Beetroot red velvet cake

During World War II, food rationing led bakers to use boiled beetroot flesh and juice to add moisture and enhance the colour of their cakes, creating wonderfully vibrant red cakes – like this beetroot red velvet cake.

Red velvet cake and its original recipe are well known in the United States. The name is believed to come from the sugar of the time, combined with the unprocessed cocoa powder, that created a lovely red hue. Traditionally, the cake was iced with a very light and fluffy French-style butter roux icing (also called ermine icing). Over time, this has been replaced by increasingly popular cream cheese and buttercream frosting variations.

Shannon Robinson/SLR Photography

SERVES 6-8

250g beetroot (fresh)
75ml milk (whole or semi-skimmed)
2 tsp lemon juice
1½ tbsp white wine vinegar
1 tsp vanilla extract
125g unsalted butter (at room temperature)
2 large free-range eggs
250g self-raising flour
150g caster sugar
3 tbsp cocoa powder
1½ tsp baking powder

FOR THE FROSTING
200g cream cheese
300g icing sugar
2 tsp vanilla extract

1. Preheat the oven to 180°C/350°F/Gas Mark 4. Line 2 x 15cm round loose-bottomed sandwich tins with baking parchment.

2. Begin by placing the milk and 2 teaspoons of the lemon juice into a small jug, then set aside. Next comes the finger-colouring peeling and fine chopping of the raw beetroot. Place into a bowl and add the milk and lemon, plus the white wine vinegar and vanilla. Pop the whole lot into a food processor, or use a hand blender, and blitz until you have a fine, silky-smooth puree.

3. Add the butter to the puree and give it another good blitz. Then add the eggs and, you’ve got it, blitz again until everything’s nicely combined and smooth.

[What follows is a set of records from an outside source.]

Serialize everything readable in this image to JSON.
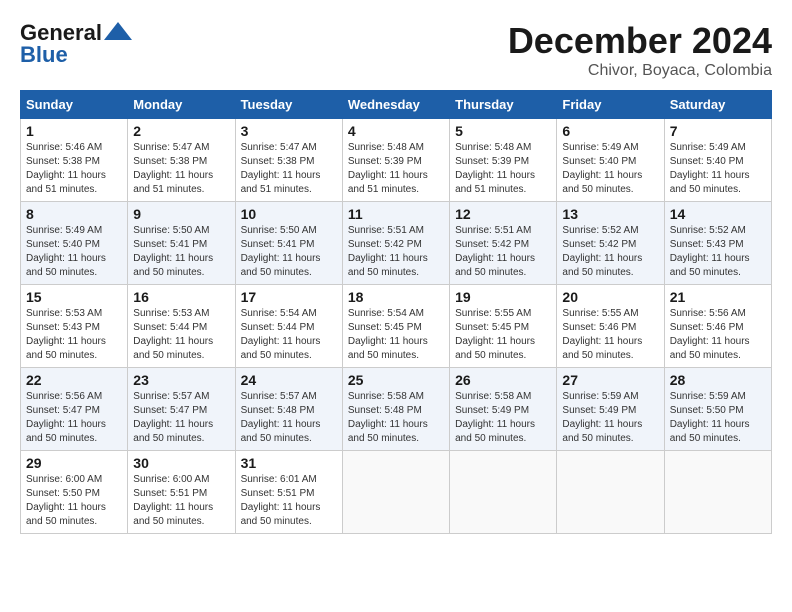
{
  "logo": {
    "line1": "General",
    "line2": "Blue"
  },
  "header": {
    "title": "December 2024",
    "subtitle": "Chivor, Boyaca, Colombia"
  },
  "days_of_week": [
    "Sunday",
    "Monday",
    "Tuesday",
    "Wednesday",
    "Thursday",
    "Friday",
    "Saturday"
  ],
  "weeks": [
    [
      {
        "day": "1",
        "info": "Sunrise: 5:46 AM\nSunset: 5:38 PM\nDaylight: 11 hours\nand 51 minutes."
      },
      {
        "day": "2",
        "info": "Sunrise: 5:47 AM\nSunset: 5:38 PM\nDaylight: 11 hours\nand 51 minutes."
      },
      {
        "day": "3",
        "info": "Sunrise: 5:47 AM\nSunset: 5:38 PM\nDaylight: 11 hours\nand 51 minutes."
      },
      {
        "day": "4",
        "info": "Sunrise: 5:48 AM\nSunset: 5:39 PM\nDaylight: 11 hours\nand 51 minutes."
      },
      {
        "day": "5",
        "info": "Sunrise: 5:48 AM\nSunset: 5:39 PM\nDaylight: 11 hours\nand 51 minutes."
      },
      {
        "day": "6",
        "info": "Sunrise: 5:49 AM\nSunset: 5:40 PM\nDaylight: 11 hours\nand 50 minutes."
      },
      {
        "day": "7",
        "info": "Sunrise: 5:49 AM\nSunset: 5:40 PM\nDaylight: 11 hours\nand 50 minutes."
      }
    ],
    [
      {
        "day": "8",
        "info": "Sunrise: 5:49 AM\nSunset: 5:40 PM\nDaylight: 11 hours\nand 50 minutes."
      },
      {
        "day": "9",
        "info": "Sunrise: 5:50 AM\nSunset: 5:41 PM\nDaylight: 11 hours\nand 50 minutes."
      },
      {
        "day": "10",
        "info": "Sunrise: 5:50 AM\nSunset: 5:41 PM\nDaylight: 11 hours\nand 50 minutes."
      },
      {
        "day": "11",
        "info": "Sunrise: 5:51 AM\nSunset: 5:42 PM\nDaylight: 11 hours\nand 50 minutes."
      },
      {
        "day": "12",
        "info": "Sunrise: 5:51 AM\nSunset: 5:42 PM\nDaylight: 11 hours\nand 50 minutes."
      },
      {
        "day": "13",
        "info": "Sunrise: 5:52 AM\nSunset: 5:42 PM\nDaylight: 11 hours\nand 50 minutes."
      },
      {
        "day": "14",
        "info": "Sunrise: 5:52 AM\nSunset: 5:43 PM\nDaylight: 11 hours\nand 50 minutes."
      }
    ],
    [
      {
        "day": "15",
        "info": "Sunrise: 5:53 AM\nSunset: 5:43 PM\nDaylight: 11 hours\nand 50 minutes."
      },
      {
        "day": "16",
        "info": "Sunrise: 5:53 AM\nSunset: 5:44 PM\nDaylight: 11 hours\nand 50 minutes."
      },
      {
        "day": "17",
        "info": "Sunrise: 5:54 AM\nSunset: 5:44 PM\nDaylight: 11 hours\nand 50 minutes."
      },
      {
        "day": "18",
        "info": "Sunrise: 5:54 AM\nSunset: 5:45 PM\nDaylight: 11 hours\nand 50 minutes."
      },
      {
        "day": "19",
        "info": "Sunrise: 5:55 AM\nSunset: 5:45 PM\nDaylight: 11 hours\nand 50 minutes."
      },
      {
        "day": "20",
        "info": "Sunrise: 5:55 AM\nSunset: 5:46 PM\nDaylight: 11 hours\nand 50 minutes."
      },
      {
        "day": "21",
        "info": "Sunrise: 5:56 AM\nSunset: 5:46 PM\nDaylight: 11 hours\nand 50 minutes."
      }
    ],
    [
      {
        "day": "22",
        "info": "Sunrise: 5:56 AM\nSunset: 5:47 PM\nDaylight: 11 hours\nand 50 minutes."
      },
      {
        "day": "23",
        "info": "Sunrise: 5:57 AM\nSunset: 5:47 PM\nDaylight: 11 hours\nand 50 minutes."
      },
      {
        "day": "24",
        "info": "Sunrise: 5:57 AM\nSunset: 5:48 PM\nDaylight: 11 hours\nand 50 minutes."
      },
      {
        "day": "25",
        "info": "Sunrise: 5:58 AM\nSunset: 5:48 PM\nDaylight: 11 hours\nand 50 minutes."
      },
      {
        "day": "26",
        "info": "Sunrise: 5:58 AM\nSunset: 5:49 PM\nDaylight: 11 hours\nand 50 minutes."
      },
      {
        "day": "27",
        "info": "Sunrise: 5:59 AM\nSunset: 5:49 PM\nDaylight: 11 hours\nand 50 minutes."
      },
      {
        "day": "28",
        "info": "Sunrise: 5:59 AM\nSunset: 5:50 PM\nDaylight: 11 hours\nand 50 minutes."
      }
    ],
    [
      {
        "day": "29",
        "info": "Sunrise: 6:00 AM\nSunset: 5:50 PM\nDaylight: 11 hours\nand 50 minutes."
      },
      {
        "day": "30",
        "info": "Sunrise: 6:00 AM\nSunset: 5:51 PM\nDaylight: 11 hours\nand 50 minutes."
      },
      {
        "day": "31",
        "info": "Sunrise: 6:01 AM\nSunset: 5:51 PM\nDaylight: 11 hours\nand 50 minutes."
      },
      {
        "day": "",
        "info": ""
      },
      {
        "day": "",
        "info": ""
      },
      {
        "day": "",
        "info": ""
      },
      {
        "day": "",
        "info": ""
      }
    ]
  ]
}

4. Lastly, sift the flour, sugar, cocoa powder and baking powder onto your puree and mix well until everything is combined. Now divide the mixture evenly between the two lined tins and pop into the oven to bake for 30-40 minutes, until a skewer inserted into the centre of a cake comes out clean. Once cooked, place on a cooling rack for 10 minutes before gently removing the tins and allowing the cakes to cool completely.

5. For the frosting, place the cream cheese into a bowl with a small amount of icing sugar and blend together, gradually adding more icing sugar until it’s all combined. Now add the vanilla extract and mix well together.

6. To assemble the cake, begin by slicing the two cakes across the middle to create four rounds. Spread some of your frosting evenly across the top of three rounds. Stack the frosted rounds, placing the un-iced round on top, and spread the rest of the frosting over the whole cake. Now step back and admire your masterpiece.

Recipe extracted from Blackberry Cottage: Cakes with Secret Ingredients From Aubergine to Zucchini by Kate Saunders, RRP £24.99.